“While hospital leaders admit the economy sparked this problem, it says the Obama Health Care Reform Act gave the hospital a one-two punch. While more people may soon get more health coverage, Obama’s plan cuts reimbursement dollars for hospitals at a time administrators say they could use them most.”
“The new health care law specifically targets reimbursement for new drugs and devices as a way to save money in programs like Medicare and Medicaid. These savings, in turn, are used to pay for new health coverage for the uninsured. But the legislation doesn’t take down drug and medical device prices directly. Rather, it creates a series of new agencies, boards, and authorities that separately will be empowered to construct new rules to impact how medical products are priced, as well as to restrict their use by defining when and if products are covered by insurance.”
“As the details of this massive government-led health care overhaul begin to trickle out, let me be clear (to borrow the president’s go-to phrase): The medical system is about to be overwhelmed because there are no disincentives for overuse.”
“In his ruling, Vinson criticized Democrats for seeking to have it both ways when it comes to defending the mandate to buy insurance. During the legislative debate, Republicans chastised the proposal as a new tax on the middle class. Obama defended the payment as a penalty and not a tax, but the Justice Department has argued that legally, it’s a tax.”
“Government, at both the federal and the state levels, is no longer merely an umpire. It is not just setting rules and impartially enforcing them, government all too often is taking sides and picking winners and losers. Overall, Americans accept and expect government as a regulator, but in the world of health care, it is also a purchaser and competitor. There are countless examples in Medicare and Medicaid in which the federal government and states have re-written the rule book to favor a particular hospital or type of provider, or block competition. Special accommodations that were justified (or rationalized) in the past as ‘one-time deals’ or ‘transitional’ somehow become embedded parts of the program.”

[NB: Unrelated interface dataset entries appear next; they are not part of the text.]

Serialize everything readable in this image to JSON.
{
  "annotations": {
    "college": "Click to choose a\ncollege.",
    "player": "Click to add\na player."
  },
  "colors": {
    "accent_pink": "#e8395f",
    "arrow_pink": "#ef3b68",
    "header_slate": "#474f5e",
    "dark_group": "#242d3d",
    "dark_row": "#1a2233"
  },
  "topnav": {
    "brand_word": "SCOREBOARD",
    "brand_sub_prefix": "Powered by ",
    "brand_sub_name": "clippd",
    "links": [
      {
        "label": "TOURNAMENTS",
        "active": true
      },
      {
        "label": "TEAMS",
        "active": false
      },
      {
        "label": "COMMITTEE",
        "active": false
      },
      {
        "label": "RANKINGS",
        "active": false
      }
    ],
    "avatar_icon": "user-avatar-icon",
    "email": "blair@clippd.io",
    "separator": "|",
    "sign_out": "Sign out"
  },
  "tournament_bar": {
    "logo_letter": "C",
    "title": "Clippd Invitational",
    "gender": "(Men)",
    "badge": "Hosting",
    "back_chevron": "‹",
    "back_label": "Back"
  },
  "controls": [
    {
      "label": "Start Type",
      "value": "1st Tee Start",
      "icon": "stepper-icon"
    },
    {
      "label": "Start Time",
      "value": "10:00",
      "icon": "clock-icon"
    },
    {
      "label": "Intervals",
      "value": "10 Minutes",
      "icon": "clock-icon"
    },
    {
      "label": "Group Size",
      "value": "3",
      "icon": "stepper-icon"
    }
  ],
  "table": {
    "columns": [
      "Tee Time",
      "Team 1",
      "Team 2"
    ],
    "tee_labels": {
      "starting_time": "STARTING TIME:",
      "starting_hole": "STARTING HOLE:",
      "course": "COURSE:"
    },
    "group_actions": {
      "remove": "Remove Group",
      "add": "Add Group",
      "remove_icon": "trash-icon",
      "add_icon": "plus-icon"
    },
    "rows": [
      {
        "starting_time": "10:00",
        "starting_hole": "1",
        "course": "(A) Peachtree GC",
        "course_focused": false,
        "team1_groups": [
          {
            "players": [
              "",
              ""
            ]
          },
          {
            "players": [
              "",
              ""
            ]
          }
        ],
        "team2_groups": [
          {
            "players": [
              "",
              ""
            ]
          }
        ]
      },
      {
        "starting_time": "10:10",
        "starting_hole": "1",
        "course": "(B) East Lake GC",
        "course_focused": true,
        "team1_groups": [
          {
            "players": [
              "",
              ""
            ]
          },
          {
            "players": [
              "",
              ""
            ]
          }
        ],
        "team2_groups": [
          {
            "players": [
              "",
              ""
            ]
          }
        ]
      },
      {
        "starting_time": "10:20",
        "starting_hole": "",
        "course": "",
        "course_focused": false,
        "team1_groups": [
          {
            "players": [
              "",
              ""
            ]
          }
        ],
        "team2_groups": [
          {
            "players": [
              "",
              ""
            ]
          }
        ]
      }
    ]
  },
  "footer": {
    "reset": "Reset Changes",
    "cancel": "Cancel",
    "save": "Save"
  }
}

“When a federal program is hemorrhaging taxpayer dollars and delivering poor results, policymakers should reform it. Fundamental Medicaid reform is desperately needed. Market-based principles should be introduced to re-align incentives of doctors and patients so that quality can increase and cost can decrease. Instead of addressing the many problems of Medicaid, Obamacare doubles down on the broken program and greatly adds to its rolls.”
Texas doctors will be unable to accept new Medicaid patients under scheduled reimbursement cuts. ObamaCare further squeezes these physicians with more across the board cuts, which will lead to access problems.
State budgets are already in the red, and ObamaCare saddles them with new costs for Medicaid expansions and to establish and implement new insurance exchanges.
“I note with special sadness that first and foremost amongst the bill’s consequences will be the probable demise of the Healthy Indiana Plan (HIP). This program is currently providing health insurance to 50,000 low-income Hoosiers. With its Health Savings Account-style personal accounts and numerous incentives for healthy lifestyle choices, it has been enormously popular and successful. Obamacare’s expansion of Medicaid, soon to cover one in every four citizens, will not only scoop up most of HIP’s participants, but will also cost the state between $3.1 and $3.9 billion over the next decade. It is hard to see how my successors as governor will be able to avoid a steep state tax increase to pay for it.”
The presidents of Texan medical schools are concerned about new costs from ObamaCare that will cause them to train fewer doctors. Teaching hospitals rely on Medicare and Medicaid patients, and they will be reimbursed less per patient by the government according to ObamaCare’s new payment schedules. Given that new insurance subsidies will drive up the demand for medical services, a restriction in supply could result in higher premium costs or rationing of care.